Reproduce the listing below precisely, leaving every line intact.

> Supplied data
+---+

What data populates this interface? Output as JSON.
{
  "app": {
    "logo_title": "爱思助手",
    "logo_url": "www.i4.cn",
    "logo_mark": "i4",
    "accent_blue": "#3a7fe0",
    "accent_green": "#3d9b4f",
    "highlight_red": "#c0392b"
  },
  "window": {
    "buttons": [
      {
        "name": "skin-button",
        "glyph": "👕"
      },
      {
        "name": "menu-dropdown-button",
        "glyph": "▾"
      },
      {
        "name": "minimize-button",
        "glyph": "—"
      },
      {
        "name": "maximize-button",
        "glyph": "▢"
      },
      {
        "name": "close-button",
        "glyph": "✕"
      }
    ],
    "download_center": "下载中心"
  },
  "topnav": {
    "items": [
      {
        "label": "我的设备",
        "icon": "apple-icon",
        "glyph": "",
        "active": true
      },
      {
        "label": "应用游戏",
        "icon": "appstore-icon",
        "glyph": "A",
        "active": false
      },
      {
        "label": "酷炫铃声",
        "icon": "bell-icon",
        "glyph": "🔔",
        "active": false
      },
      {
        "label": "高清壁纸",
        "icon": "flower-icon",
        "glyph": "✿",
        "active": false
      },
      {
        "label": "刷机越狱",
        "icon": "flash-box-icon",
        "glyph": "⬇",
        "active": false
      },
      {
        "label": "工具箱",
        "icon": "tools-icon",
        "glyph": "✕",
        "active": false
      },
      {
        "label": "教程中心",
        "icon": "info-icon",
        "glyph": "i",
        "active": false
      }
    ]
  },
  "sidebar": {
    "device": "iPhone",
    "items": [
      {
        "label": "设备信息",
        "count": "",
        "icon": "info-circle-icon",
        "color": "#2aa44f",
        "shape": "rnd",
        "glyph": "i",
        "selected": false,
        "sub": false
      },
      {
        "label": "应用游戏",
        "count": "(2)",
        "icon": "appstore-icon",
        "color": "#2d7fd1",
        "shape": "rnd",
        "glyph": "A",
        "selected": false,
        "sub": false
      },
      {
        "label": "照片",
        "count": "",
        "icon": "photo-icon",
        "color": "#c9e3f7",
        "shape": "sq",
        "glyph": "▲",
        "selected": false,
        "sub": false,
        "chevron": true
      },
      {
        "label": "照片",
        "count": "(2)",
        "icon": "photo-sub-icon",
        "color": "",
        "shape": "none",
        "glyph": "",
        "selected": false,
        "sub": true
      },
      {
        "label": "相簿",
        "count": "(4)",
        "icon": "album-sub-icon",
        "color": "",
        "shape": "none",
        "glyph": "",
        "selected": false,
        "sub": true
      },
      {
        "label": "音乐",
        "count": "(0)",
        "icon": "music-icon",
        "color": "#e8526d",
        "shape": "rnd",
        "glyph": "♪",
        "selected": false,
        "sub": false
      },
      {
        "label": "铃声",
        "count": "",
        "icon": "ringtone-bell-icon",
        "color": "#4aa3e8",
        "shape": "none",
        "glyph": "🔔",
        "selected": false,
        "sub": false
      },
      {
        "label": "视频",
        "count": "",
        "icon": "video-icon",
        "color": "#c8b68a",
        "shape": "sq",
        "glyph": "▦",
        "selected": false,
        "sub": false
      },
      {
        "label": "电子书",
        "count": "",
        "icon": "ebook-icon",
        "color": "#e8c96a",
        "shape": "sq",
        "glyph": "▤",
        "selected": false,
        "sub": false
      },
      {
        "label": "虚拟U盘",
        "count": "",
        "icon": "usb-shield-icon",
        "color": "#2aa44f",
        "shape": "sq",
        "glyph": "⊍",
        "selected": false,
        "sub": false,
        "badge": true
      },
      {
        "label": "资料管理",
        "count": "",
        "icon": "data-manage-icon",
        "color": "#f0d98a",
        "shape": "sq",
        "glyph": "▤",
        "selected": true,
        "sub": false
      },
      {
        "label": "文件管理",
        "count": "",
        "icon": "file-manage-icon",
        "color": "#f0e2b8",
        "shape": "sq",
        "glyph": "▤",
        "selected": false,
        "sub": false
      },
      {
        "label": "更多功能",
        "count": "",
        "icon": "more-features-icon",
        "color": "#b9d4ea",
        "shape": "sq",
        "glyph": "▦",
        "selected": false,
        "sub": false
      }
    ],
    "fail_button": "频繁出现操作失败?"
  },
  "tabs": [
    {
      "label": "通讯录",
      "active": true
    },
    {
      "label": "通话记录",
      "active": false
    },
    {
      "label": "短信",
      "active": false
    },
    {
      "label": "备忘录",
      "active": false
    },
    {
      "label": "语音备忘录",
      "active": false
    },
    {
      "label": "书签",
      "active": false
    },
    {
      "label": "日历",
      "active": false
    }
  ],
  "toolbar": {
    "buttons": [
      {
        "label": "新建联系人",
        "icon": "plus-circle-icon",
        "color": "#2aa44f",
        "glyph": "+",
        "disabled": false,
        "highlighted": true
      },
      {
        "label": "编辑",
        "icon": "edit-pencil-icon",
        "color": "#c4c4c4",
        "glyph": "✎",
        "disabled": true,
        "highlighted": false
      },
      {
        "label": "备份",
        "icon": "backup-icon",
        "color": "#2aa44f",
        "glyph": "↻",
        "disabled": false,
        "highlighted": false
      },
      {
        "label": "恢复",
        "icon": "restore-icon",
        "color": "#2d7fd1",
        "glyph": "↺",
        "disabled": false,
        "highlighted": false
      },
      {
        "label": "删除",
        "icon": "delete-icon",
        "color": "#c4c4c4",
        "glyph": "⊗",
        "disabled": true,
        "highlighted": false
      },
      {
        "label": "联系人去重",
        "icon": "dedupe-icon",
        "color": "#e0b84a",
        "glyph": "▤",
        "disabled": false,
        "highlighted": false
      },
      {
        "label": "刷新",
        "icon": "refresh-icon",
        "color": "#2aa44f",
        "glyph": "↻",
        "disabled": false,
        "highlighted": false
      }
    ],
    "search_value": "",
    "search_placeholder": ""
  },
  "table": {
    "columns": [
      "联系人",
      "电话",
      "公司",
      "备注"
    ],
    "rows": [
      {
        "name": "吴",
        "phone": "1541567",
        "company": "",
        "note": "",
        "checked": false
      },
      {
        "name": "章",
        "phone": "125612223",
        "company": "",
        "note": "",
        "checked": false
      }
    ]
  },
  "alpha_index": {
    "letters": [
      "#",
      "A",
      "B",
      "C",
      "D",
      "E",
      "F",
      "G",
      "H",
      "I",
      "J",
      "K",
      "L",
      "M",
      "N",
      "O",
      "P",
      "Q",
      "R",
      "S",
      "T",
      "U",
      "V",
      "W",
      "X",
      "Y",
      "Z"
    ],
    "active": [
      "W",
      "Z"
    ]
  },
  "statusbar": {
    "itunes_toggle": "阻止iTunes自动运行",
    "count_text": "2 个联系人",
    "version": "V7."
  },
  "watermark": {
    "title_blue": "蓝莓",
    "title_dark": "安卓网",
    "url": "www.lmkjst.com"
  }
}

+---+

> Task result
What data populates this interface? Output as JSON.
{
  "app": {
    "logo_title": "爱思助手",
    "logo_url": "www.i4.cn",
    "logo_mark": "i4",
    "accent_blue": "#3a7fe0",
    "accent_green": "#3d9b4f",
    "highlight_red": "#c0392b"
  },
  "window": {
    "buttons": [
      {
        "name": "skin-button",
        "glyph": "👕"
      },
      {
        "name": "menu-dropdown-button",
        "glyph": "▾"
      },
      {
        "name": "minimize-button",
        "glyph": "—"
      },
      {
        "name": "maximize-button",
        "glyph": "▢"
      },
      {
        "name": "close-button",
        "glyph": "✕"
      }
    ],
    "download_center": "下载中心"
  },
  "topnav": {
    "items": [
      {
        "label": "我的设备",
        "icon": "apple-icon",
        "glyph": "",
        "active": true
      },
      {
        "label": "应用游戏",
        "icon": "appstore-icon",
        "glyph": "A",
        "active": false
      },
      {
        "label": "酷炫铃声",
        "icon": "bell-icon",
        "glyph": "🔔",
        "active": false
      },
      {
        "label": "高清壁纸",
        "icon": "flower-icon",
        "glyph": "✿",
        "active": false
      },
      {
        "label": "刷机越狱",
        "icon": "flash-box-icon",
        "glyph": "⬇",
        "active": false
      },
      {
        "label": "工具箱",
        "icon": "tools-icon",
        "glyph": "✕",
        "active": false
      },
      {
        "label": "教程中心",
        "icon": "info-icon",
        "glyph": "i",
        "active": false
      }
    ]
  },
  "sidebar": {
    "device": "iPhone",
    "items": [
      {
        "label": "设备信息",
        "count": "",
        "icon": "info-circle-icon",
        "color": "#2aa44f",
        "shape": "rnd",
        "glyph": "i",
        "selected": false,
        "sub": false
      },
      {
        "label": "应用游戏",
        "count": "(2)",
        "icon": "appstore-icon",
        "color": "#2d7fd1",
        "shape": "rnd",
        "glyph": "A",
        "selected": false,
        "sub": false
      },
      {
        "label": "照片",
        "count": "",
        "icon": "photo-icon",
        "color": "#c9e3f7",
        "shape": "sq",
        "glyph": "▲",
        "selected": false,
        "sub": false,
        "chevron": true
      },
      {
        "label": "照片",
        "count": "(2)",
        "icon": "photo-sub-icon",
        "color": "",
        "shape": "none",
        "glyph": "",
        "selected": false,
        "sub": true
      },
      {
        "label": "相簿",
        "count": "(4)",
        "icon": "album-sub-icon",
        "color": "",
        "shape": "none",
        "glyph": "",
        "selected": false,
        "sub": true
      },
      {
        "label": "音乐",
        "count": "(0)",
        "icon": "music-icon",
        "color": "#e8526d",
        "shape": "rnd",
        "glyph": "♪",
        "selected": false,
        "sub": false
      },
      {
        "label": "铃声",
        "count": "",
        "icon": "ringtone-bell-icon",
        "color": "#4aa3e8",
        "shape": "none",
        "glyph": "🔔",
        "selected": false,
        "sub": false
      },
      {
        "label": "视频",
        "count": "",
        "icon": "video-icon",
        "color": "#c8b68a",
        "shape": "sq",
        "glyph": "▦",
        "selected": false,
        "sub": false
      },
      {
        "label": "电子书",
        "count": "",
        "icon": "ebook-icon",
        "color": "#e8c96a",
        "shape": "sq",
        "glyph": "▤",
        "selected": false,
        "sub": false
      },
      {
        "label": "虚拟U盘",
        "count": "",
        "icon": "usb-shield-icon",
        "color": "#2aa44f",
        "shape": "sq",
        "glyph": "⊍",
        "selected": false,
        "sub": false,
        "badge": true
      },
      {
        "label": "资料管理",
        "count": "",
        "icon": "data-manage-icon",
        "color": "#f0d98a",
        "shape": "sq",
        "glyph": "▤",
        "selected": true,
        "sub": false
      },
      {
        "label": "文件管理",
        "count": "",
        "icon": "file-manage-icon",
        "color": "#f0e2b8",
        "shape": "sq",
        "glyph": "▤",
        "selected": false,
        "sub": false
      },
      {
        "label": "更多功能",
        "count": "",
        "icon": "more-features-icon",
        "color": "#b9d4ea",
        "shape": "sq",
        "glyph": "▦",
        "selected": false,
        "sub": false
      }
    ],
    "fail_button": "频繁出现操作失败?"
  },
  "tabs": [
    {
      "label": "通讯录",
      "active": true
    },
    {
      "label": "通话记录",
      "active": false
    },
    {
      "label": "短信",
      "active": false
    },
    {
      "label": "备忘录",
      "active": false
    },
    {
      "label": "语音备忘录",
      "active": false
    },
    {
      "label": "书签",
      "active": false
    },
    {
      "label": "日历",
      "active": false
    }
  ],
  "toolbar": {
    "buttons": [
      {
        "label": "新建联系人",
        "icon": "plus-circle-icon",
        "color": "#2aa44f",
        "glyph": "+",
        "disabled": false,
        "highlighted": true
      },
      {
        "label": "编辑",
        "icon": "edit-pencil-icon",
        "color": "#c4c4c4",
        "glyph": "✎",
        "disabled": true,
        "highlighted": false
      },
      {
        "label": "备份",
        "icon": "backup-icon",
        "color": "#2aa44f",
        "glyph": "↻",
        "disabled": false,
        "highlighted": false
      },
      {
        "label": "恢复",
        "icon": "restore-icon",
        "color": "#2d7fd1",
        "glyph": "↺",
        "disabled": false,
        "highlighted": false
      },
      {
        "label": "删除",
        "icon": "delete-icon",
        "color": "#c4c4c4",
        "glyph": "⊗",
        "disabled": true,
        "highlighted": false
      },
      {
        "label": "联系人去重",
        "icon": "dedupe-icon",
        "color": "#e0b84a",
        "glyph": "▤",
        "disabled": false,
        "highlighted": false
      },
      {
        "label": "刷新",
        "icon": "refresh-icon",
        "color": "#2aa44f",
        "glyph": "↻",
        "disabled": false,
        "highlighted": false
      }
    ],
    "search_value": "",
    "search_placeholder": ""
  },
  "table": {
    "columns": [
      "联系人",
      "电话",
      "公司",
      "备注"
    ],
    "rows": [
      {
        "name": "吴",
        "phone": "1541567",
        "company": "",
        "note": "",
        "checked": false
      },
      {
        "name": "章",
        "phone": "125612223",
        "company": "",
        "note": "",
        "checked": false
      }
    ]
  },
  "alpha_index": {
    "letters": [
      "#",
      "A",
      "B",
      "C",
      "D",
      "E",
      "F",
      "G",
      "H",
      "I",
      "J",
      "K",
      "L",
      "M",
      "N",
      "O",
      "P",
      "Q",
      "R",
      "S",
      "T",
      "U",
      "V",
      "W",
      "X",
      "Y",
      "Z"
    ],
    "active": [
      "W",
      "Z"
    ]
  },
  "statusbar": {
    "itunes_toggle": "阻止iTunes自动运行",
    "count_text": "2 个联系人",
    "version": "V7."
  },
  "watermark": {
    "title_blue": "蓝莓",
    "title_dark": "安卓网",
    "url": "www.lmkjst.com"
  }
}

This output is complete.